| Instructions to follow |
What should come back is the data below, word for word, minus any picture.

| Given data |
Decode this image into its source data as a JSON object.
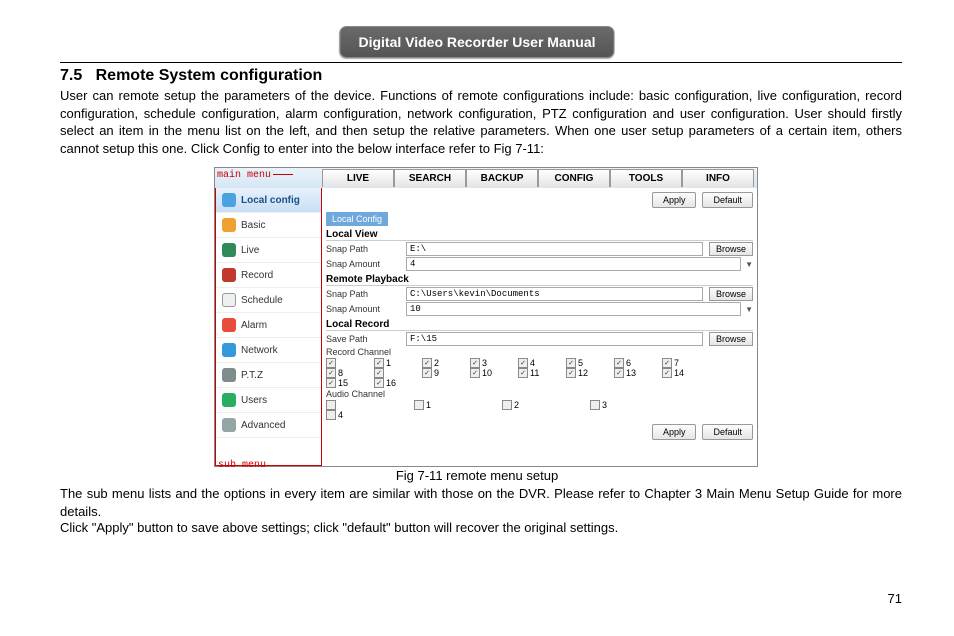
{
  "header": "Digital Video Recorder User Manual",
  "section_number": "7.5",
  "section_title": "Remote System configuration",
  "paragraph1": "User can remote setup the parameters of the device. Functions of remote configurations include: basic configuration, live configuration, record configuration, schedule configuration, alarm configuration, network configuration, PTZ configuration and user configuration. User should firstly select an item in the menu list on the left, and then setup the relative parameters. When one user setup parameters of a certain item, others cannot setup this one. Click Config to enter into the below interface refer to Fig 7-11:",
  "callouts": {
    "main_menu": "main menu",
    "sub_menu": "sub menu"
  },
  "main_tabs": [
    "LIVE",
    "SEARCH",
    "BACKUP",
    "CONFIG",
    "TOOLS",
    "INFO"
  ],
  "sidebar": {
    "items": [
      {
        "label": "Local config",
        "active": true
      },
      {
        "label": "Basic"
      },
      {
        "label": "Live"
      },
      {
        "label": "Record"
      },
      {
        "label": "Schedule"
      },
      {
        "label": "Alarm"
      },
      {
        "label": "Network"
      },
      {
        "label": "P.T.Z"
      },
      {
        "label": "Users"
      },
      {
        "label": "Advanced"
      }
    ]
  },
  "buttons": {
    "apply": "Apply",
    "default": "Default",
    "browse": "Browse"
  },
  "subtab": "Local Config",
  "sections": {
    "local_view": {
      "title": "Local View",
      "snap_path_label": "Snap Path",
      "snap_path_value": "E:\\",
      "snap_amount_label": "Snap Amount",
      "snap_amount_value": "4"
    },
    "remote_playback": {
      "title": "Remote Playback",
      "snap_path_label": "Snap Path",
      "snap_path_value": "C:\\Users\\kevin\\Documents",
      "snap_amount_label": "Snap Amount",
      "snap_amount_value": "10"
    },
    "local_record": {
      "title": "Local Record",
      "save_path_label": "Save Path",
      "save_path_value": "F:\\15",
      "record_channel_label": "Record Channel",
      "channels": [
        "1",
        "2",
        "3",
        "4",
        "5",
        "6",
        "7",
        "8",
        "9",
        "10",
        "11",
        "12",
        "13",
        "14",
        "15",
        "16"
      ],
      "audio_channel_label": "Audio Channel",
      "audio_channels": [
        "1",
        "2",
        "3",
        "4"
      ]
    }
  },
  "caption": "Fig 7-11 remote menu setup",
  "paragraph2": "The sub menu lists and the options in every item are similar with those on the DVR. Please refer to Chapter 3 Main Menu Setup Guide for more details.",
  "paragraph3": "Click \"Apply\" button to save above settings; click \"default\" button will recover the original settings.",
  "page_number": "71"
}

| Result |
Decode this image into its source data as a JSON object.
{
  "header": "Digital Video Recorder User Manual",
  "section_number": "7.5",
  "section_title": "Remote System configuration",
  "paragraph1": "User can remote setup the parameters of the device. Functions of remote configurations include: basic configuration, live configuration, record configuration, schedule configuration, alarm configuration, network configuration, PTZ configuration and user configuration. User should firstly select an item in the menu list on the left, and then setup the relative parameters. When one user setup parameters of a certain item, others cannot setup this one. Click Config to enter into the below interface refer to Fig 7-11:",
  "callouts": {
    "main_menu": "main menu",
    "sub_menu": "sub menu"
  },
  "main_tabs": [
    "LIVE",
    "SEARCH",
    "BACKUP",
    "CONFIG",
    "TOOLS",
    "INFO"
  ],
  "sidebar": {
    "items": [
      {
        "label": "Local config",
        "active": true
      },
      {
        "label": "Basic"
      },
      {
        "label": "Live"
      },
      {
        "label": "Record"
      },
      {
        "label": "Schedule"
      },
      {
        "label": "Alarm"
      },
      {
        "label": "Network"
      },
      {
        "label": "P.T.Z"
      },
      {
        "label": "Users"
      },
      {
        "label": "Advanced"
      }
    ]
  },
  "buttons": {
    "apply": "Apply",
    "default": "Default",
    "browse": "Browse"
  },
  "subtab": "Local Config",
  "sections": {
    "local_view": {
      "title": "Local View",
      "snap_path_label": "Snap Path",
      "snap_path_value": "E:\\",
      "snap_amount_label": "Snap Amount",
      "snap_amount_value": "4"
    },
    "remote_playback": {
      "title": "Remote Playback",
      "snap_path_label": "Snap Path",
      "snap_path_value": "C:\\Users\\kevin\\Documents",
      "snap_amount_label": "Snap Amount",
      "snap_amount_value": "10"
    },
    "local_record": {
      "title": "Local Record",
      "save_path_label": "Save Path",
      "save_path_value": "F:\\15",
      "record_channel_label": "Record Channel",
      "channels": [
        "1",
        "2",
        "3",
        "4",
        "5",
        "6",
        "7",
        "8",
        "9",
        "10",
        "11",
        "12",
        "13",
        "14",
        "15",
        "16"
      ],
      "audio_channel_label": "Audio Channel",
      "audio_channels": [
        "1",
        "2",
        "3",
        "4"
      ]
    }
  },
  "caption": "Fig 7-11 remote menu setup",
  "paragraph2": "The sub menu lists and the options in every item are similar with those on the DVR. Please refer to Chapter 3 Main Menu Setup Guide for more details.",
  "paragraph3": "Click \"Apply\" button to save above settings; click \"default\" button will recover the original settings.",
  "page_number": "71"
}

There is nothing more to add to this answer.